“Accessibility” in part refers to making We Can Do accessible to people with disabilities. The disability group that tends to face the most barriers on the Web are people with vision impairments. Of particular concern are people who use screen readers, whether due to vision impairments or for other reasons such as dyslexia. So far, the people I know who use screen readers have not told me about any problems in navigating We Can Do. But each screen reader is different. And sometimes different people differ in how well they know how to use the equipment they have. So if you use a screen reader, I still want to hear your feedback on accessibility at We Can Do. I also would welcome advice and assistance in specific areas such as making pictures or tables accessible to blind people. If you think you might be able to help, please consult the Accessibility page for more details about what questions I have.
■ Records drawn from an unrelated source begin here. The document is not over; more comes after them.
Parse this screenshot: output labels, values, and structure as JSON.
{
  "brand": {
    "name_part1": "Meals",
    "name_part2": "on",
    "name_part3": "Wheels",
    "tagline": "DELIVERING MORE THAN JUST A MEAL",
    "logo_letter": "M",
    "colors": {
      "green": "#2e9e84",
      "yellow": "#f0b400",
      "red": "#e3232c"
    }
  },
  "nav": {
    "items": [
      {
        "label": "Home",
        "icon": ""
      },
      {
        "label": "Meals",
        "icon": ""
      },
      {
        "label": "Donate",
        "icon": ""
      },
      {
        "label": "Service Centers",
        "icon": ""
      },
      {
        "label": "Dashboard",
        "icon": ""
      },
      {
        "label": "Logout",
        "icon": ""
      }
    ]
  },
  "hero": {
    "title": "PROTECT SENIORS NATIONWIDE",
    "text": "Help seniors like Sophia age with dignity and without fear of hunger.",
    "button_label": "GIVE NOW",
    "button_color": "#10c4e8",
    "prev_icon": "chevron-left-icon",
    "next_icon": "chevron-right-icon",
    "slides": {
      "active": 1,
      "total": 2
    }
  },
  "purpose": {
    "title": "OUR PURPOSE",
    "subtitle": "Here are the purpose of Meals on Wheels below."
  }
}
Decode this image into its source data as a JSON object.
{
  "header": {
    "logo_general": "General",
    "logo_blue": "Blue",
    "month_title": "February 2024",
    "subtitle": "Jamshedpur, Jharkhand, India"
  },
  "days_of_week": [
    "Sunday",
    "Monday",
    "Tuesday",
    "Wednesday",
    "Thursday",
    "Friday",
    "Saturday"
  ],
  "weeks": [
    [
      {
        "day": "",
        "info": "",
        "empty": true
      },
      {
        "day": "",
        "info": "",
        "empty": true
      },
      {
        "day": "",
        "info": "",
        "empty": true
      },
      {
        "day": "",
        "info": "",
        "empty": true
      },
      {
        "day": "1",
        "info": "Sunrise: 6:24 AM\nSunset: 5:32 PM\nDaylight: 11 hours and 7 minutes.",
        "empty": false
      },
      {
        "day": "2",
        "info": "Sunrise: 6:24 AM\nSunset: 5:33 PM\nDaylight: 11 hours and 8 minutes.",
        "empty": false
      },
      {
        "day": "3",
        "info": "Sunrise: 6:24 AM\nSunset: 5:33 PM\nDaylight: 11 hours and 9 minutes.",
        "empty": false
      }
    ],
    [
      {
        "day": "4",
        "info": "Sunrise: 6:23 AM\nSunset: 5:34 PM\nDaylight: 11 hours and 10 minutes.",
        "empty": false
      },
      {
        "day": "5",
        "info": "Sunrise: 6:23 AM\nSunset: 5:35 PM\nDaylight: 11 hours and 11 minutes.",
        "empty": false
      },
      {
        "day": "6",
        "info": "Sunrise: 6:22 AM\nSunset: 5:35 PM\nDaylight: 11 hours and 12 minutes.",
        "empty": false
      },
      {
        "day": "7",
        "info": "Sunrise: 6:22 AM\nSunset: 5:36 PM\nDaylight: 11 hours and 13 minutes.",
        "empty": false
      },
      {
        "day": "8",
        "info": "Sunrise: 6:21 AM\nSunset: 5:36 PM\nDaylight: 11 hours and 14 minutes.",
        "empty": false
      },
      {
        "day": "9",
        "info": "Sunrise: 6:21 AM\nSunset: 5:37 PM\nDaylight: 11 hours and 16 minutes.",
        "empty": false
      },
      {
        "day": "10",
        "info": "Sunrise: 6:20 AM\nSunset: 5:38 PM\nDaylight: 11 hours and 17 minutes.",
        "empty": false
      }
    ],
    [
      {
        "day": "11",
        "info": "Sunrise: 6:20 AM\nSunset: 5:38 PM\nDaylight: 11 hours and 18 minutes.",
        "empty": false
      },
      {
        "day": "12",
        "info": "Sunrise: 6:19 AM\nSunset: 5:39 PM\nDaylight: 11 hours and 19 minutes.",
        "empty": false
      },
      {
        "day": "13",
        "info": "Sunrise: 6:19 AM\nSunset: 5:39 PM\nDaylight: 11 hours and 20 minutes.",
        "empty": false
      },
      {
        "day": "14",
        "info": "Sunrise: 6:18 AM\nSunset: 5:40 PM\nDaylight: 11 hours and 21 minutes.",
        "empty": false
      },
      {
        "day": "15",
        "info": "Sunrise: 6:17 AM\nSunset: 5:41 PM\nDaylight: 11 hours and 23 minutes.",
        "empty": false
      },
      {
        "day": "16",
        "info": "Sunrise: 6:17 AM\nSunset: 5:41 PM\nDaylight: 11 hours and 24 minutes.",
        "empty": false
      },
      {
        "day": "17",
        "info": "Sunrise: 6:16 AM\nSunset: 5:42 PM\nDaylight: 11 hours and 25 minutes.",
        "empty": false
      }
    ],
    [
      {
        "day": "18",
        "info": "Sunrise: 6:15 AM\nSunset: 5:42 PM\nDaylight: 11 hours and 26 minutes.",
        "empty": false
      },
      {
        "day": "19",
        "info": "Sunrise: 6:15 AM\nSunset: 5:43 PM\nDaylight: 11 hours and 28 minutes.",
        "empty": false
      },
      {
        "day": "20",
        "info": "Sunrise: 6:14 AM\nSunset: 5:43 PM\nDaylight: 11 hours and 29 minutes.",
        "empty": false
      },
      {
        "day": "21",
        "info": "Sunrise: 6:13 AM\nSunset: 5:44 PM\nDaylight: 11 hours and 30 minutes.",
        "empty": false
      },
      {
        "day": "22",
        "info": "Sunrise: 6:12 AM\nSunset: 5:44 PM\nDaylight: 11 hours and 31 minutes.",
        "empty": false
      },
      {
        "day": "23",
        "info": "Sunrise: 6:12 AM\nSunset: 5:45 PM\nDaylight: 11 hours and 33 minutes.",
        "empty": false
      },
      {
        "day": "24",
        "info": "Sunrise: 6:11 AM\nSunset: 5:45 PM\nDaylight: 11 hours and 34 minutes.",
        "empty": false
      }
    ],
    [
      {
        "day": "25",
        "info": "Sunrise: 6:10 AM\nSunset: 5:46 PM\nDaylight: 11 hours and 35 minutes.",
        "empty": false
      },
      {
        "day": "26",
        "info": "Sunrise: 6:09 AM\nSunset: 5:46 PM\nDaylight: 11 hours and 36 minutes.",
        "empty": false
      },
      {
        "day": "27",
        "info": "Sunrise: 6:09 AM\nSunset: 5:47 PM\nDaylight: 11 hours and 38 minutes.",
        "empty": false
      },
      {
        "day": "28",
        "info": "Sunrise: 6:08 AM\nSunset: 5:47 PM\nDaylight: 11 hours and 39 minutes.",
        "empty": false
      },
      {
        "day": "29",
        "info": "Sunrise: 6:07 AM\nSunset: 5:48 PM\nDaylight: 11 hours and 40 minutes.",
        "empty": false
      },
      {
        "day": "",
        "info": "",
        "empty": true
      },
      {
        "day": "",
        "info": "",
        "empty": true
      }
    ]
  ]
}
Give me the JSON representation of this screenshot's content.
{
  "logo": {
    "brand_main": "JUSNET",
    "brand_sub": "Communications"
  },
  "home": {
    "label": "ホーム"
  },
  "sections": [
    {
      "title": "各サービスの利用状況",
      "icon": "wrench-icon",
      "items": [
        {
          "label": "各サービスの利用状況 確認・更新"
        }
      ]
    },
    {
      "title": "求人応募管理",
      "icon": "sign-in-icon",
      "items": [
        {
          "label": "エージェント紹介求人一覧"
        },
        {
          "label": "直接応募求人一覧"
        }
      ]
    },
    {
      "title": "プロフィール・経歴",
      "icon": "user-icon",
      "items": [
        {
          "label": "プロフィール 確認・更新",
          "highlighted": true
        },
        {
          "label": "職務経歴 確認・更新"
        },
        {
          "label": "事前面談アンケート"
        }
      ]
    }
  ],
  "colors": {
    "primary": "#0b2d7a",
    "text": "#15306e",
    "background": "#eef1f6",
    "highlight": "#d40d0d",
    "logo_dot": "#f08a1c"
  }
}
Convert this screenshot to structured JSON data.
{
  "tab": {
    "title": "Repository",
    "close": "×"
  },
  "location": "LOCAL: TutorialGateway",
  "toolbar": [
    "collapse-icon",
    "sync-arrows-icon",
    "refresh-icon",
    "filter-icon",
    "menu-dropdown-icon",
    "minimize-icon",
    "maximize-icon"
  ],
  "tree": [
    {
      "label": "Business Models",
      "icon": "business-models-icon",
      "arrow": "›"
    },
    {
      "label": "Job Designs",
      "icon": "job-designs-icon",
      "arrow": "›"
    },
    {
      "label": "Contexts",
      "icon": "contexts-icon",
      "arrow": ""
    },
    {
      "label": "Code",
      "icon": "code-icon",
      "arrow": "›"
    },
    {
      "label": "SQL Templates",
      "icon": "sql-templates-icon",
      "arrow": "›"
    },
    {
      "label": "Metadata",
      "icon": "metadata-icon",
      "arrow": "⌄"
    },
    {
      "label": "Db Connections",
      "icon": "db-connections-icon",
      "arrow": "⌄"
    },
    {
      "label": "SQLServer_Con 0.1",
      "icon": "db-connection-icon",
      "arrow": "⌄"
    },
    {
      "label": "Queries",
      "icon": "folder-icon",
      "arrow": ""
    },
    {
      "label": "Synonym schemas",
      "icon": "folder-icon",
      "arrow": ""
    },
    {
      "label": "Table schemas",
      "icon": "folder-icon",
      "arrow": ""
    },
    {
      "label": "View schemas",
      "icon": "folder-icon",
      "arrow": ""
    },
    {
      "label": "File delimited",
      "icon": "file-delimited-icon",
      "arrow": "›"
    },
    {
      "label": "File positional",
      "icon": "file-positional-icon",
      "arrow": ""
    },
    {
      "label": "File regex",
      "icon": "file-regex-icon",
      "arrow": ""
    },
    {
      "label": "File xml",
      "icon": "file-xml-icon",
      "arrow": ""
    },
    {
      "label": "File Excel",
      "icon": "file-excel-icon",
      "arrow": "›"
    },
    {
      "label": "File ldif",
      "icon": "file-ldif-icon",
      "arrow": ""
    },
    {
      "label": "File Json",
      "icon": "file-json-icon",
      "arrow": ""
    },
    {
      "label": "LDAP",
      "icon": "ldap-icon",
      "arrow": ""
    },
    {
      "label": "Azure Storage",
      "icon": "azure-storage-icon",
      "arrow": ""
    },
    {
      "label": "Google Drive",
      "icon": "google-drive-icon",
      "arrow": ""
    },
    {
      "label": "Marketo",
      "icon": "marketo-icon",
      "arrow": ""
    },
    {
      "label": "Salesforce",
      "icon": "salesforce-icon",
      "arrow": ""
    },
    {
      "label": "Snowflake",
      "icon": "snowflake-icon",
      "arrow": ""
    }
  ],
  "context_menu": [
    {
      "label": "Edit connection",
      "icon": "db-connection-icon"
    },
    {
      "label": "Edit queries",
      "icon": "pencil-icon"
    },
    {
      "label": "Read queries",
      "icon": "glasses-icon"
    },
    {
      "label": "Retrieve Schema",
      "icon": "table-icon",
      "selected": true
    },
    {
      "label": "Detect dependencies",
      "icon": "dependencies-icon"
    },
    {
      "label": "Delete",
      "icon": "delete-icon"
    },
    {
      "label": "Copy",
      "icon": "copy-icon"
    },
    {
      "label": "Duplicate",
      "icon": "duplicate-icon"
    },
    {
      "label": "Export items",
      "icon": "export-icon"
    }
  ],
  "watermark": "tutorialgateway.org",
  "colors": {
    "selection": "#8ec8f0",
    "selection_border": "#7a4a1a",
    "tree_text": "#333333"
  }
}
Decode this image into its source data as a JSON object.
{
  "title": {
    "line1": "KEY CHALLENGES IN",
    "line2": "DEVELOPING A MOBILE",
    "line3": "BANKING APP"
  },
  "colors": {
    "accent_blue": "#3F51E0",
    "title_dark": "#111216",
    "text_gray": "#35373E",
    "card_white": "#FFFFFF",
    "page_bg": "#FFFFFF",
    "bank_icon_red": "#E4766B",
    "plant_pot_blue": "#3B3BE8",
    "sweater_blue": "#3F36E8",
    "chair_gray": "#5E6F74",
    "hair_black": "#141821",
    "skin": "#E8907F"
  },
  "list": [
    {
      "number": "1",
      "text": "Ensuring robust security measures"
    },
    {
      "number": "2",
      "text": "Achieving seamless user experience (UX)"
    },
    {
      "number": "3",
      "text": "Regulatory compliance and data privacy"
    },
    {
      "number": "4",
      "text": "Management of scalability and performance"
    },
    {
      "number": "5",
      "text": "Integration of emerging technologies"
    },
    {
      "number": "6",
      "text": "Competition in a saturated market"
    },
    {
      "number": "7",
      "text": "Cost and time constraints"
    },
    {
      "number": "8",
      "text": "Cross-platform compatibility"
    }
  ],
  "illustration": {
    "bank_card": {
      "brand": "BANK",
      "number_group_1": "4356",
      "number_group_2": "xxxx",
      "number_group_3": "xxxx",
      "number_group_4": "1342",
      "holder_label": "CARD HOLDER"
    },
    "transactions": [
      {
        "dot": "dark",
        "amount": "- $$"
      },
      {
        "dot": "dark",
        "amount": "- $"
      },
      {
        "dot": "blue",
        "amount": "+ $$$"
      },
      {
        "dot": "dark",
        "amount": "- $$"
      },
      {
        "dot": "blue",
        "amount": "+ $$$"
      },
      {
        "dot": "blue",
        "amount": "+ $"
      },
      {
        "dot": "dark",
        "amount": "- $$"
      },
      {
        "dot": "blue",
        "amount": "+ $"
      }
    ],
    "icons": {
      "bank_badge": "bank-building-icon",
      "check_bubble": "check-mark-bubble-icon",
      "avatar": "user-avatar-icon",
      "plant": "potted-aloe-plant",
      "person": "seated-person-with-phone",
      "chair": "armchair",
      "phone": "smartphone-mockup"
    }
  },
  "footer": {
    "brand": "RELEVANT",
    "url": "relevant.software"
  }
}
People who are blind are not the only people who face accessibility barriers. People who are deaf or hard of hearing, or have mobility impairments, specific learning disabilities, attention deficit disorder, or cognitive disabilities all face challenges in navigating the web. If you might have feedback you want to share in these areas, please consult the Accessibility page and share your comments.
At We Can Do, I am concerned with not only accessibility for people with disabilities fortunate enough to have Internet access and literacy skills. I also want to ensure that We Can Do is as accessible as possible for people in developing countries who may be using very old, slow equipment and dial-up connections. Or for people who cannot access the Internet at all. Or who do not read well in English. If you have thoughts you want to share, or if you have the time and interest to help, please consult the Accessibility page and contact me.
I realize I have been posting many “administrivia” items at We Can Do lately and somewhat fewer fresh materials. I do have a couple more pages in mind that I want to add to the top navigation bar. But I will also be posting more news, resources, and papers in the coming few weeks. Please do keep coming back to We Can Do.
Learn how to receive an email alert when new material is posted at We Can Do.